The q = 0 case (blue-solid line) would not yield any circular velocity because it corresponds to a zero-force case. The q = 2 case (green-solid curve) is computed using the special potential in Equation (21), while in all the other (fractional) cases the velocity plots interpolate well between the integer cases outlined above.

It is interesting to note that, for values of q decreasing from one toward zero, the rotational velocity curves in the outer ( r ≥ R 0 ) region show a definite “flattening” effect, which becomes more pronounced for the lowest q values (for example, in the q = 0.25 case, blue-dotted curve). This consideration might be of some interest in relation with the well-established problem of dark matter in galaxies, as evidenced by the galactic rotation curves and their lack of Newtonian behavior in the outer regions.

It is beyond the scope of this paper to perform any fitting of galactic rotational curves, by means of our fractional model of the Riesz gravitational potentials. However, it is interesting to note that the main feature of the observed galactic rotational curves, i.e., their conspicuous flatness at larger distances could be actually recovered for values of the fractional order q close to zero.

We also recall that one of the most popular alternative gravitational models, Modified Newtonian Dynamics (MOND) [

In this work, we have applied fractional calculus to some elementary problems in standard Newtonian mechanics. The main goal was to show that FC can be used as a pedagogical tool, even in introductory physics courses, to gain more insight into basic concepts of physics, such as Newton’s laws of motion and universal gravitation.

An intriguing consequence of FC, in connection with gravitational physics, is the possibility of applying fractional mechanics to the problem of galactic rotation curves. We will leave to further studies to investigate in more detail a possible connection between fractional mechanics and the dark matter puzzle.

This work was supported by a grant from the Frank R. Seaver College of Science and Engineering, Loyola Marymount University, Los Angeles.
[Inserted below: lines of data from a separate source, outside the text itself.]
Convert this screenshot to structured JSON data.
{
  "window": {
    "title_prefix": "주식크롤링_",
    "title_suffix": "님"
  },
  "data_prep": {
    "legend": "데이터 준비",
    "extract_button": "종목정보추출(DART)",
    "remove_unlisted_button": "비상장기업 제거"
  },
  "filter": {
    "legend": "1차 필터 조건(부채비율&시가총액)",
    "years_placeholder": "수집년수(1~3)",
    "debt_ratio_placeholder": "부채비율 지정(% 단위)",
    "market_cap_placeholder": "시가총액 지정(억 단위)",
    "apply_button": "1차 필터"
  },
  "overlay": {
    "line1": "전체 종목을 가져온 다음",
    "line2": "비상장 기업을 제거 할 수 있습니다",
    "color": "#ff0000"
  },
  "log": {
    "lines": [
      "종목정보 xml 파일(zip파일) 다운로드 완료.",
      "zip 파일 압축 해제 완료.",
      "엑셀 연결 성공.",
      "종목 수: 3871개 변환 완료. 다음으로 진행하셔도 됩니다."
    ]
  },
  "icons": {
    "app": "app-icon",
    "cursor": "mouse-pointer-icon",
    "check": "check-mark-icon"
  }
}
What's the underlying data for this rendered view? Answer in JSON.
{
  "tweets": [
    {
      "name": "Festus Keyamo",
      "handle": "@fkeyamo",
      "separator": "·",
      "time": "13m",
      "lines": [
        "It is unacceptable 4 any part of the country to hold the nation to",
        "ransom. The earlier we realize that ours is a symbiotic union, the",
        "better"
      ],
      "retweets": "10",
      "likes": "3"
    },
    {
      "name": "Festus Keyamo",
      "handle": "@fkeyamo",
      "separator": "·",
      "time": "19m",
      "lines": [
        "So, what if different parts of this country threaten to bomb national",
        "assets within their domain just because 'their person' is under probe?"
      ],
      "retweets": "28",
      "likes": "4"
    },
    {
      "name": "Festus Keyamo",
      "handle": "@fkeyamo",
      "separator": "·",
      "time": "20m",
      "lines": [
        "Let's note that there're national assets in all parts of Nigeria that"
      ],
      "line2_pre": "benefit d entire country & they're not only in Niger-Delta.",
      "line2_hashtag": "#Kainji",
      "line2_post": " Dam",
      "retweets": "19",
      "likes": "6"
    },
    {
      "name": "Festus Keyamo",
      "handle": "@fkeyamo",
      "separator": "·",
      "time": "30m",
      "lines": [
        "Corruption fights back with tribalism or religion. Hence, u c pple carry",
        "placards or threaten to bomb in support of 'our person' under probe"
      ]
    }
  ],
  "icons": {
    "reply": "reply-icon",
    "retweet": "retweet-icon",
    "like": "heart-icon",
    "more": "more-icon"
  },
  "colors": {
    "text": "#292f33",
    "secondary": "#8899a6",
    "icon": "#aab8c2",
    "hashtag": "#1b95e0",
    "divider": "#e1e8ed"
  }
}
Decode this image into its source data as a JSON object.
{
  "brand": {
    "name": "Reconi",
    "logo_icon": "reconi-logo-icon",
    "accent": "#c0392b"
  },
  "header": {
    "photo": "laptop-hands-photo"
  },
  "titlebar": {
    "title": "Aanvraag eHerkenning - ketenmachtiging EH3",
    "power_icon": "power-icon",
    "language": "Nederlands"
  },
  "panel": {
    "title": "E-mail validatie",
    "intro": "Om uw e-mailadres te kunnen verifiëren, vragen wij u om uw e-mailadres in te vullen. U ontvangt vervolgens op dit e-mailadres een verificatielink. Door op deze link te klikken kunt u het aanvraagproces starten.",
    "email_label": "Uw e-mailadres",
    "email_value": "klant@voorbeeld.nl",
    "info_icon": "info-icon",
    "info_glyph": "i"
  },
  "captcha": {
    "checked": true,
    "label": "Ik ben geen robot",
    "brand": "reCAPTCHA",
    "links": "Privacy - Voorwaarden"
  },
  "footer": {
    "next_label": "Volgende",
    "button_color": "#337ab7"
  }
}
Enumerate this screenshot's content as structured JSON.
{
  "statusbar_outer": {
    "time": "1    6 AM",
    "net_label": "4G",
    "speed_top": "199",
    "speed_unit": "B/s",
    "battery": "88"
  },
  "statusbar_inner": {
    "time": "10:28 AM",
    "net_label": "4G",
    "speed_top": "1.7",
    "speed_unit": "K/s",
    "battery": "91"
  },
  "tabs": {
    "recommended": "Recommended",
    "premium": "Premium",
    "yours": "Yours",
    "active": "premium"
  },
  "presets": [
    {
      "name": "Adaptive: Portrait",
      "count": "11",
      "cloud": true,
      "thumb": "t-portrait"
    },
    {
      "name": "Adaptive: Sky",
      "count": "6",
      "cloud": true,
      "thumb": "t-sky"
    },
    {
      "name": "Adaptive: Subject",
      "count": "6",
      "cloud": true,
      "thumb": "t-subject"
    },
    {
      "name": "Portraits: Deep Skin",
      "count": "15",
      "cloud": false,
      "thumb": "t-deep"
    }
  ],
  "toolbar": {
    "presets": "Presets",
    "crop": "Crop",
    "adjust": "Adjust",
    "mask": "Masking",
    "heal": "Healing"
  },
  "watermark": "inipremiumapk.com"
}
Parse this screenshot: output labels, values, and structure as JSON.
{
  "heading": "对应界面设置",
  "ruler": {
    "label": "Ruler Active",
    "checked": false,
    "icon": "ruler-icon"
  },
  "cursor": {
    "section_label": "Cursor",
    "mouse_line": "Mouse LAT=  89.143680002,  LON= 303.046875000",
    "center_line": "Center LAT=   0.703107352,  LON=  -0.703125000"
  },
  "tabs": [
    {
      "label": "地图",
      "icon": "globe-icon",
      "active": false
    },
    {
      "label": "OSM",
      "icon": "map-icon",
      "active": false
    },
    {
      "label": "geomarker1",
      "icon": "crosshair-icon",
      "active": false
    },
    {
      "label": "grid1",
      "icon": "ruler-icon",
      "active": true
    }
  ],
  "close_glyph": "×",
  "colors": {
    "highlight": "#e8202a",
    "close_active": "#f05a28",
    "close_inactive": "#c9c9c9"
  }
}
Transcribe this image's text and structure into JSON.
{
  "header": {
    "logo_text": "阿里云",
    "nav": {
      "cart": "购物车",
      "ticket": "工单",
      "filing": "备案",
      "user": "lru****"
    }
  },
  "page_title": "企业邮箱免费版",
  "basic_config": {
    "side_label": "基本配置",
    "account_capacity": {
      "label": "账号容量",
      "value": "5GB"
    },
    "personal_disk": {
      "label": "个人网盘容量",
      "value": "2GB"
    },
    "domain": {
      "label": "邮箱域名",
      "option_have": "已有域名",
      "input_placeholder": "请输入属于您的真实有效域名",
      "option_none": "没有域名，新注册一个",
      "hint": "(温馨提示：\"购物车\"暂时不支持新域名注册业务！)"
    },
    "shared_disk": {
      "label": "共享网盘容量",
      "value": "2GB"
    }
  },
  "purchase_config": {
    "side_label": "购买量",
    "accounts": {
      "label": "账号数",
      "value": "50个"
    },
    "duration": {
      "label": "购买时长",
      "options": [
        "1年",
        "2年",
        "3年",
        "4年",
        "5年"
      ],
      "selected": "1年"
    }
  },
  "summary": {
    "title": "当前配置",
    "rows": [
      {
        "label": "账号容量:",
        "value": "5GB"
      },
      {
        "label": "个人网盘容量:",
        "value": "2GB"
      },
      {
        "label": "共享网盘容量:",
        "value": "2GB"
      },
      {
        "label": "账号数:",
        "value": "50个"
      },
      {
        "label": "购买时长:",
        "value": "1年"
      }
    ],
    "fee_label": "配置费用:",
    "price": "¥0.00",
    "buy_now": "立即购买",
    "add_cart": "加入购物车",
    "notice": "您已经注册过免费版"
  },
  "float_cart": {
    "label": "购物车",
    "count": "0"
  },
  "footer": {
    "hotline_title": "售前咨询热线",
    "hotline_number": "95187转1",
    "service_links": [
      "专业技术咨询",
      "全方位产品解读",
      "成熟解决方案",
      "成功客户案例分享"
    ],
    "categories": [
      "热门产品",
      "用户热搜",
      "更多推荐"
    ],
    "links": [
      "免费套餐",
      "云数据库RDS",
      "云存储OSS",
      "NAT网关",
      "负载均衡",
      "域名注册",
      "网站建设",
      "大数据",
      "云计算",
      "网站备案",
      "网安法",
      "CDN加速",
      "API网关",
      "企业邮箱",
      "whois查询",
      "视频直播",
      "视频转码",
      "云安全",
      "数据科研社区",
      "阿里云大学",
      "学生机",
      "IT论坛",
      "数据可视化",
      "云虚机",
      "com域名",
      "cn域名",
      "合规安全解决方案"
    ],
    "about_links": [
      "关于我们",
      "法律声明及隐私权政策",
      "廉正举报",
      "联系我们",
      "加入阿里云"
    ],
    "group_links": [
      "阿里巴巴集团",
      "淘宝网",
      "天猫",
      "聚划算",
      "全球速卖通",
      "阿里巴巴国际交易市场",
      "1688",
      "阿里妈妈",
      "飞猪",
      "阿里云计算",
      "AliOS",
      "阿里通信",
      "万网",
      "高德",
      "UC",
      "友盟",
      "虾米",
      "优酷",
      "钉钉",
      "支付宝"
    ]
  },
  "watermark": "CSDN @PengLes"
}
Sincere thanks to the members of JAMP for their professional performance, and special thanks to managing editor Jasmyn Chen for a rare attitude of high quality.

Varieschi, G.U. (2018) Applications of Fractional Calculus to Newtonian Mechanics. Journal of Applied Mathematics and Physics, 6, 1247-1257. https://doi.org/10.4236/jamp.2018.66105